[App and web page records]

***

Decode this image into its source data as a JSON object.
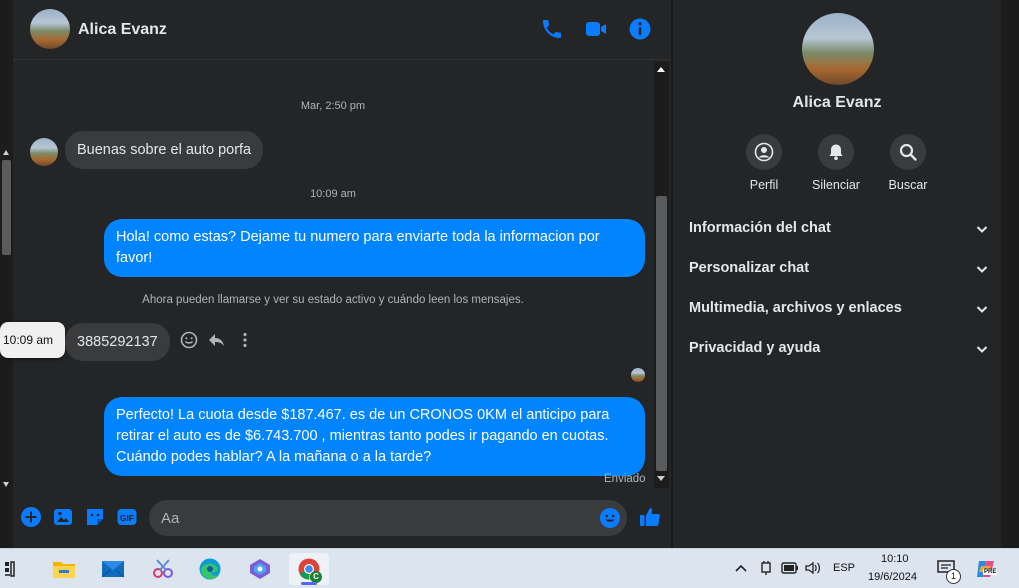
{
  "header": {
    "name": "Alica Evanz"
  },
  "messages": {
    "ts1": "Mar, 2:50 pm",
    "in1": "Buenas sobre el auto porfa",
    "ts2": "10:09 am",
    "out1": "Hola! como estas? Dejame tu numero para enviarte toda la informacion por favor!",
    "system": "Ahora pueden llamarse y ver su estado activo y cuándo leen los mensajes.",
    "tooltip": "10:09 am",
    "in2": "3885292137",
    "out2": "Perfecto! La cuota desde $187.467. es de un CRONOS 0KM el anticipo para retirar el auto es de $6.743.700 , mientras tanto podes ir pagando en cuotas. Cuándo podes hablar? A la mañana o a la tarde?",
    "status": "Enviado"
  },
  "composer": {
    "placeholder": "Aa"
  },
  "info": {
    "name": "Alica Evanz",
    "actions": [
      {
        "label": "Perfil"
      },
      {
        "label": "Silenciar"
      },
      {
        "label": "Buscar"
      }
    ],
    "sections": [
      {
        "label": "Información del chat"
      },
      {
        "label": "Personalizar chat"
      },
      {
        "label": "Multimedia, archivos y enlaces"
      },
      {
        "label": "Privacidad y ayuda"
      }
    ]
  },
  "taskbar": {
    "lang": "ESP",
    "time": "10:10",
    "date": "19/6/2024",
    "notif_count": "1",
    "chrome_badge": "C",
    "copilot_badge": "PRE"
  },
  "colors": {
    "accent": "#0084ff",
    "bg": "#242526",
    "bubble_in": "#3a3b3c"
  }
}
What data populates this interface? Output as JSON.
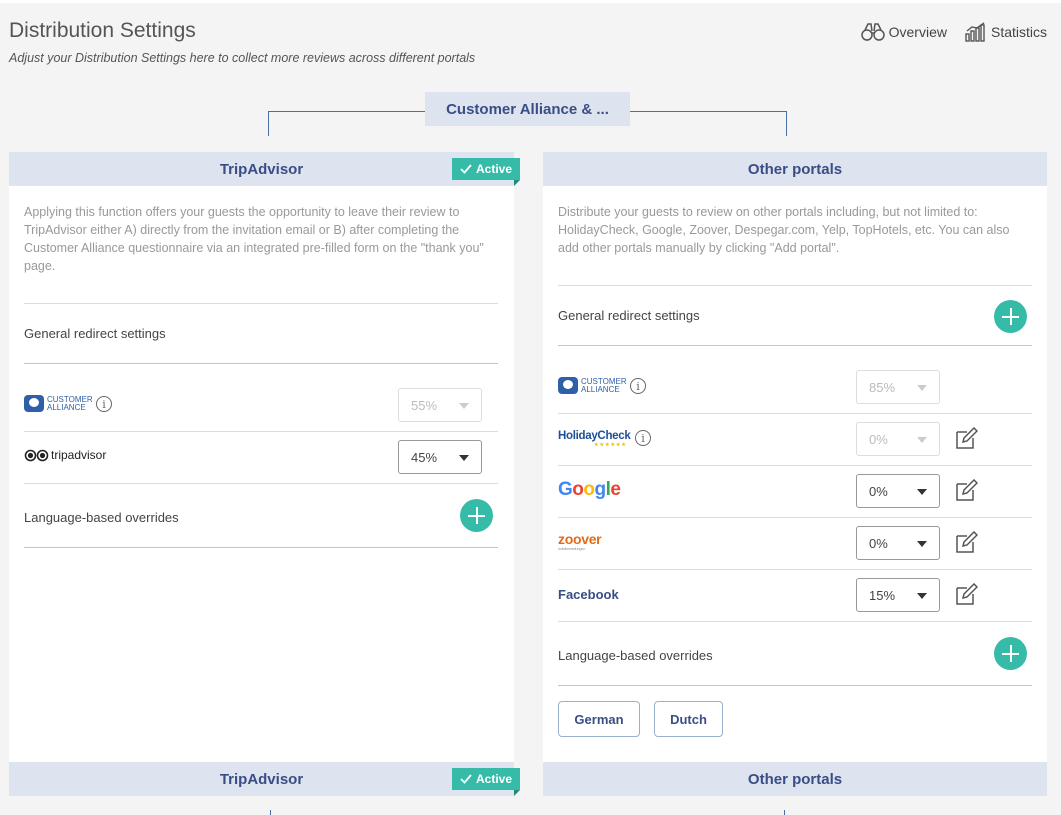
{
  "header": {
    "title": "Distribution Settings",
    "subtitle": "Adjust your Distribution Settings here to collect more reviews across different portals",
    "links": [
      {
        "label": "Overview",
        "icon": "binoculars-icon"
      },
      {
        "label": "Statistics",
        "icon": "bar-chart-icon"
      }
    ]
  },
  "tree": {
    "root_label": "Customer Alliance & ..."
  },
  "tripadvisor_panel": {
    "title": "TripAdvisor",
    "badge": "Active",
    "description": "Applying this function offers your guests the opportunity to leave their review to TripAdvisor either A) directly from the invitation email or B) after completing the Customer Alliance questionnaire via an integrated pre-filled form on the \"thank you\" page.",
    "general_redirect_label": "General redirect settings",
    "rows": [
      {
        "portal": "Customer Alliance",
        "logo_text": "CUSTOMER ALLIANCE",
        "value": "55%",
        "disabled": true
      },
      {
        "portal": "Tripadvisor",
        "logo_text": "tripadvisor",
        "value": "45%",
        "disabled": false
      }
    ],
    "language_overrides_label": "Language-based overrides"
  },
  "other_panel": {
    "title": "Other portals",
    "description": "Distribute your guests to review on other portals including, but not limited to: HolidayCheck, Google, Zoover, Despegar.com, Yelp, TopHotels, etc. You can also add other portals manually by clicking \"Add portal\".",
    "general_redirect_label": "General redirect settings",
    "rows": [
      {
        "portal": "Customer Alliance",
        "logo_text": "CUSTOMER ALLIANCE",
        "value": "85%",
        "disabled": true
      },
      {
        "portal": "HolidayCheck",
        "logo_text": "HolidayCheck",
        "value": "0%",
        "disabled": true
      },
      {
        "portal": "Google",
        "logo_text": "Google",
        "value": "0%",
        "disabled": false
      },
      {
        "portal": "Zoover",
        "logo_text": "zoover",
        "logo_subtext": "hotelbewertungen",
        "value": "0%",
        "disabled": false
      },
      {
        "portal": "Facebook",
        "logo_text": "Facebook",
        "value": "15%",
        "disabled": false
      }
    ],
    "language_overrides_label": "Language-based overrides",
    "languages": [
      "German",
      "Dutch"
    ]
  },
  "bottom": {
    "tripadvisor_title": "TripAdvisor",
    "tripadvisor_badge": "Active",
    "other_title": "Other portals"
  },
  "colors": {
    "accent_teal": "#36bba8",
    "header_bg": "#dde3ef",
    "heading_blue": "#3a4e86",
    "tree_line": "#4a6fa5"
  }
}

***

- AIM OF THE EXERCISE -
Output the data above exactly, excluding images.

- RESPONSE BELOW -
Decode this image into its source data as a JSON object.
{
  "header": {
    "name": "Alica Evanz"
  },
  "messages": {
    "ts1": "Mar, 2:50 pm",
    "in1": "Buenas sobre el auto porfa",
    "ts2": "10:09 am",
    "out1": "Hola! como estas? Dejame tu numero para enviarte toda la informacion por favor!",
    "system": "Ahora pueden llamarse y ver su estado activo y cuándo leen los mensajes.",
    "tooltip": "10:09 am",
    "in2": "3885292137",
    "out2": "Perfecto! La cuota desde $187.467. es de un CRONOS 0KM el anticipo para retirar el auto es de $6.743.700 , mientras tanto podes ir pagando en cuotas. Cuándo podes hablar? A la mañana o a la tarde?",
    "status": "Enviado"
  },
  "composer": {
    "placeholder": "Aa"
  },
  "info": {
    "name": "Alica Evanz",
    "actions": [
      {
        "label": "Perfil"
      },
      {
        "label": "Silenciar"
      },
      {
        "label": "Buscar"
      }
    ],
    "sections": [
      {
        "label": "Información del chat"
      },
      {
        "label": "Personalizar chat"
      },
      {
        "label": "Multimedia, archivos y enlaces"
      },
      {
        "label": "Privacidad y ayuda"
      }
    ]
  },
  "taskbar": {
    "lang": "ESP",
    "time": "10:10",
    "date": "19/6/2024",
    "notif_count": "1",
    "chrome_badge": "C",
    "copilot_badge": "PRE"
  },
  "colors": {
    "accent": "#0084ff",
    "bg": "#242526",
    "bubble_in": "#3a3b3c"
  }
}
What data populates this interface? Output as JSON.
{
  "header": {
    "title": "Distribution Settings",
    "subtitle": "Adjust your Distribution Settings here to collect more reviews across different portals",
    "links": [
      {
        "label": "Overview",
        "icon": "binoculars-icon"
      },
      {
        "label": "Statistics",
        "icon": "bar-chart-icon"
      }
    ]
  },
  "tree": {
    "root_label": "Customer Alliance & ..."
  },
  "tripadvisor_panel": {
    "title": "TripAdvisor",
    "badge": "Active",
    "description": "Applying this function offers your guests the opportunity to leave their review to TripAdvisor either A) directly from the invitation email or B) after completing the Customer Alliance questionnaire via an integrated pre-filled form on the \"thank you\" page.",
    "general_redirect_label": "General redirect settings",
    "rows": [
      {
        "portal": "Customer Alliance",
        "logo_text": "CUSTOMER ALLIANCE",
        "value": "55%",
        "disabled": true
      },
      {
        "portal": "Tripadvisor",
        "logo_text": "tripadvisor",
        "value": "45%",
        "disabled": false
      }
    ],
    "language_overrides_label": "Language-based overrides"
  },
  "other_panel": {
    "title": "Other portals",
    "description": "Distribute your guests to review on other portals including, but not limited to: HolidayCheck, Google, Zoover, Despegar.com, Yelp, TopHotels, etc. You can also add other portals manually by clicking \"Add portal\".",
    "general_redirect_label": "General redirect settings",
    "rows": [
      {
        "portal": "Customer Alliance",
        "logo_text": "CUSTOMER ALLIANCE",
        "value": "85%",
        "disabled": true
      },
      {
        "portal": "HolidayCheck",
        "logo_text": "HolidayCheck",
        "value": "0%",
        "disabled": true
      },
      {
        "portal": "Google",
        "logo_text": "Google",
        "value": "0%",
        "disabled": false
      },
      {
        "portal": "Zoover",
        "logo_text": "zoover",
        "logo_subtext": "hotelbewertungen",
        "value": "0%",
        "disabled": false
      },
      {
        "portal": "Facebook",
        "logo_text": "Facebook",
        "value": "15%",
        "disabled": false
      }
    ],
    "language_overrides_label": "Language-based overrides",
    "languages": [
      "German",
      "Dutch"
    ]
  },
  "bottom": {
    "tripadvisor_title": "TripAdvisor",
    "tripadvisor_badge": "Active",
    "other_title": "Other portals"
  },
  "colors": {
    "accent_teal": "#36bba8",
    "header_bg": "#dde3ef",
    "heading_blue": "#3a4e86",
    "tree_line": "#4a6fa5"
  }
}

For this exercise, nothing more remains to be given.